App and web page records
════

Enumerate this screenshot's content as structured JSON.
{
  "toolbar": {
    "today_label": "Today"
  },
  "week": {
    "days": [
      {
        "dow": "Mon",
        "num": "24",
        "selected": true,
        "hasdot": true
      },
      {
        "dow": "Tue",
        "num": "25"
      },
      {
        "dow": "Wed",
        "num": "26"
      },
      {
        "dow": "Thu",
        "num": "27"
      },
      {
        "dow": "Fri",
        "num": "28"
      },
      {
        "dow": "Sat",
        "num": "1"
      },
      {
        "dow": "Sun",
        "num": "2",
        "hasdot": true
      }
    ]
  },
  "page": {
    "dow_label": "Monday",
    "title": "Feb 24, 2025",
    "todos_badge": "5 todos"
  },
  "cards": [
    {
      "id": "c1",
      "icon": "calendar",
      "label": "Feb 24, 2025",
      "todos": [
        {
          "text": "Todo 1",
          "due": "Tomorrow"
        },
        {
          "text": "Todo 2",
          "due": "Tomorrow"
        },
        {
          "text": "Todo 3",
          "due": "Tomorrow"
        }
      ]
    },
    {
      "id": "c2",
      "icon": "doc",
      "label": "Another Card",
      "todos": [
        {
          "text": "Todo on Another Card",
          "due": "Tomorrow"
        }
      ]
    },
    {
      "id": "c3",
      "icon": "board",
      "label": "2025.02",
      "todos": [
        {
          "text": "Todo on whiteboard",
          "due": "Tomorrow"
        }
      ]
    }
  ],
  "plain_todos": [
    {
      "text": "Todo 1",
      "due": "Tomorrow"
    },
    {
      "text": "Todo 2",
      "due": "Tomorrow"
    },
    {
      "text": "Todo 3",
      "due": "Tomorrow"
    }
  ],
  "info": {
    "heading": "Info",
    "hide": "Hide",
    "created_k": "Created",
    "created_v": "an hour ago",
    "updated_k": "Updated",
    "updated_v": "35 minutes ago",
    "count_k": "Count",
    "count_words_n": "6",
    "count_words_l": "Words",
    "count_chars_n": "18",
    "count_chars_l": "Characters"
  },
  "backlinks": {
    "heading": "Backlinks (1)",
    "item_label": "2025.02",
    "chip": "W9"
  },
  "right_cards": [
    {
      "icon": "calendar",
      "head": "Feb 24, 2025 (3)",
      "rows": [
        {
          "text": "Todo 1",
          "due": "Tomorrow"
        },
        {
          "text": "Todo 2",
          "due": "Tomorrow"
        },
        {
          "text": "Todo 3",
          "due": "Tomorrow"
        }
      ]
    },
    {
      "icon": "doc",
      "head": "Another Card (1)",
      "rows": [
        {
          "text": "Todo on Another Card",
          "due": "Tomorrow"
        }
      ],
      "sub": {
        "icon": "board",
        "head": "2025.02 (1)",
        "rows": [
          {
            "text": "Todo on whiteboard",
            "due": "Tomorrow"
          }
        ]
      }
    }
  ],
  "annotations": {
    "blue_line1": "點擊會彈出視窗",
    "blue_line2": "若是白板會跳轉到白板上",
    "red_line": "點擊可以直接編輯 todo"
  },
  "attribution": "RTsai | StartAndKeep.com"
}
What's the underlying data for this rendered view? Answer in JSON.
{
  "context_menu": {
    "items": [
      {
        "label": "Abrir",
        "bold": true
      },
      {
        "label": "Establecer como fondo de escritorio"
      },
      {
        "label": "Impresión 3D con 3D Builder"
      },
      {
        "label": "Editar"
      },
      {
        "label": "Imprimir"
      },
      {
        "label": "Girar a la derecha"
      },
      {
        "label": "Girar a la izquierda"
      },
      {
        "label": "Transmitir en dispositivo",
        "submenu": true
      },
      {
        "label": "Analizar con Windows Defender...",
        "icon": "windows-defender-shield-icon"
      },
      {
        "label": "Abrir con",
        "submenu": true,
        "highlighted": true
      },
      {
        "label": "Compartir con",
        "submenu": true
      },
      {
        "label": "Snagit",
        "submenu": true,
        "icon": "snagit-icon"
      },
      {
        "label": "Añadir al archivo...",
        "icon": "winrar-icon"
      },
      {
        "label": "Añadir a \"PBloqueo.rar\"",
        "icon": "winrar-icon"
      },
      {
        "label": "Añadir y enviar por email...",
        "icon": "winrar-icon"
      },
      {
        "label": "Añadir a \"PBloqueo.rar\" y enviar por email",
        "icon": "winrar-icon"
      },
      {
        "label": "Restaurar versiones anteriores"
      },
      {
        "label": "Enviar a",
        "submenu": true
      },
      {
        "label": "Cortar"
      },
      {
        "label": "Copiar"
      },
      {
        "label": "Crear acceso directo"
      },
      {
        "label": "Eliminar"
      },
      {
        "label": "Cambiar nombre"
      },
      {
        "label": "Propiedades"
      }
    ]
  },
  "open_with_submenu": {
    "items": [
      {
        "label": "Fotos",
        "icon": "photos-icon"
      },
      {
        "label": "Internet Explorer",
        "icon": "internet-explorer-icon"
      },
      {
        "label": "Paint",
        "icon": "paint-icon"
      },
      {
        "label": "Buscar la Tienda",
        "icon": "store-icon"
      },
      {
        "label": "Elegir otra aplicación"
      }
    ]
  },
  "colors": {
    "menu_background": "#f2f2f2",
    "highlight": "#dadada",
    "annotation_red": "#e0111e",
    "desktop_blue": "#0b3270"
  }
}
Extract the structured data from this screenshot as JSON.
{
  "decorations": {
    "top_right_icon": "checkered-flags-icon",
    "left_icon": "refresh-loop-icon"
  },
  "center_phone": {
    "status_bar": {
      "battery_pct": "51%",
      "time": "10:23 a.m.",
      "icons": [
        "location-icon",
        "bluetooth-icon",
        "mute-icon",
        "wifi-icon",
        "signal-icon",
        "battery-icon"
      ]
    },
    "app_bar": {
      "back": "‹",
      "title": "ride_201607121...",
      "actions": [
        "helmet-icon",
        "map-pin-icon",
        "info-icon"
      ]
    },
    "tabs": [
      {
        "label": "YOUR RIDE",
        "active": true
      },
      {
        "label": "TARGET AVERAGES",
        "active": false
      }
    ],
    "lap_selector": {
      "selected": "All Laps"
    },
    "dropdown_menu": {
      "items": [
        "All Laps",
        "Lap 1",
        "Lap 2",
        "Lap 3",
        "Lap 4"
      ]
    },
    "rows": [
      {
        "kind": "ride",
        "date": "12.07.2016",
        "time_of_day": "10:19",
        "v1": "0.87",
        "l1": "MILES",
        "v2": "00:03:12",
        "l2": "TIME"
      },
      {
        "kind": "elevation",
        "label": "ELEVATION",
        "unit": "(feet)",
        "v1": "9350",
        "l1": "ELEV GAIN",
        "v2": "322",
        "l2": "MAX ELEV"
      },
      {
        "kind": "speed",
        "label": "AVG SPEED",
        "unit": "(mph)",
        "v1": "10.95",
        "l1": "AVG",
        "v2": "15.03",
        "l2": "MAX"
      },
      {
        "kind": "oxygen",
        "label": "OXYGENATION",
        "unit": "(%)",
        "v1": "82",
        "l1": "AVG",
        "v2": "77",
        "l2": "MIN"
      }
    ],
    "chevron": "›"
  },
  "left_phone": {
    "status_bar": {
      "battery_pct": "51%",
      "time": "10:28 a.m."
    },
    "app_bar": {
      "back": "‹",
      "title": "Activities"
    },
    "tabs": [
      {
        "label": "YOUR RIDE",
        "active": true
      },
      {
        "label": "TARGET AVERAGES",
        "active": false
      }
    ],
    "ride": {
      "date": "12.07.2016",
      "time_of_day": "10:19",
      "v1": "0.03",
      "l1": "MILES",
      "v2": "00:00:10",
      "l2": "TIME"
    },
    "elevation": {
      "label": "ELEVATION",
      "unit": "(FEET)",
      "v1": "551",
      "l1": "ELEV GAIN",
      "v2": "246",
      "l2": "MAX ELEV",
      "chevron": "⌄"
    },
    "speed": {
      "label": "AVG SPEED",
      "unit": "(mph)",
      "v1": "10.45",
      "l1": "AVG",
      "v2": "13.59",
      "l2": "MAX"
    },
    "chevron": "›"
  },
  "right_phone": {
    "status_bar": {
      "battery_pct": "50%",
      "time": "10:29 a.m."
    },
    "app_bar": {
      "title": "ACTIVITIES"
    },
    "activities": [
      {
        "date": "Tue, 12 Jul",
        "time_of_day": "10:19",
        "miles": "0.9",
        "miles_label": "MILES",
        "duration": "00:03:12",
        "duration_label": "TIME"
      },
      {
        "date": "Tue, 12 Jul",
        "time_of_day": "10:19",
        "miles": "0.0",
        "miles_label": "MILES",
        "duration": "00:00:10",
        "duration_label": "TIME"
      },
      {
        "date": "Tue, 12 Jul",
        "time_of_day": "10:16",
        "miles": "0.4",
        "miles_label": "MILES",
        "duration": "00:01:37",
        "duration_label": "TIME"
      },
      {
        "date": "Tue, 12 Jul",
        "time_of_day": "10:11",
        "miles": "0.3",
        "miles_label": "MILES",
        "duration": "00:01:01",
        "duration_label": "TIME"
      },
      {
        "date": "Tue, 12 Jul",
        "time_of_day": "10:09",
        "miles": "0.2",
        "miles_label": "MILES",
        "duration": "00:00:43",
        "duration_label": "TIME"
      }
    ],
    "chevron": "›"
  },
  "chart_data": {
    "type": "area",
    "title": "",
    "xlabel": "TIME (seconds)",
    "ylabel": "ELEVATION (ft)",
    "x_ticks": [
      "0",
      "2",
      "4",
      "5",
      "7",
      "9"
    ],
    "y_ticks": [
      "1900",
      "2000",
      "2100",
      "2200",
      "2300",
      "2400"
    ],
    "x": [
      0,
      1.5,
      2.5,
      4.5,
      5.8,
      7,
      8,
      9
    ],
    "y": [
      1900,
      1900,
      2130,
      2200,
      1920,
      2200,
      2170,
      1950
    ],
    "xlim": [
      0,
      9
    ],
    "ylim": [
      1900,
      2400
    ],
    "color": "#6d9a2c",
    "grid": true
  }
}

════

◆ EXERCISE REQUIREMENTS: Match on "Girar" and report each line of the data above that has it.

◆ ANSWER TO THIS TASK:
        "label": "Girar a la derecha"
        "label": "Girar a la izquierda"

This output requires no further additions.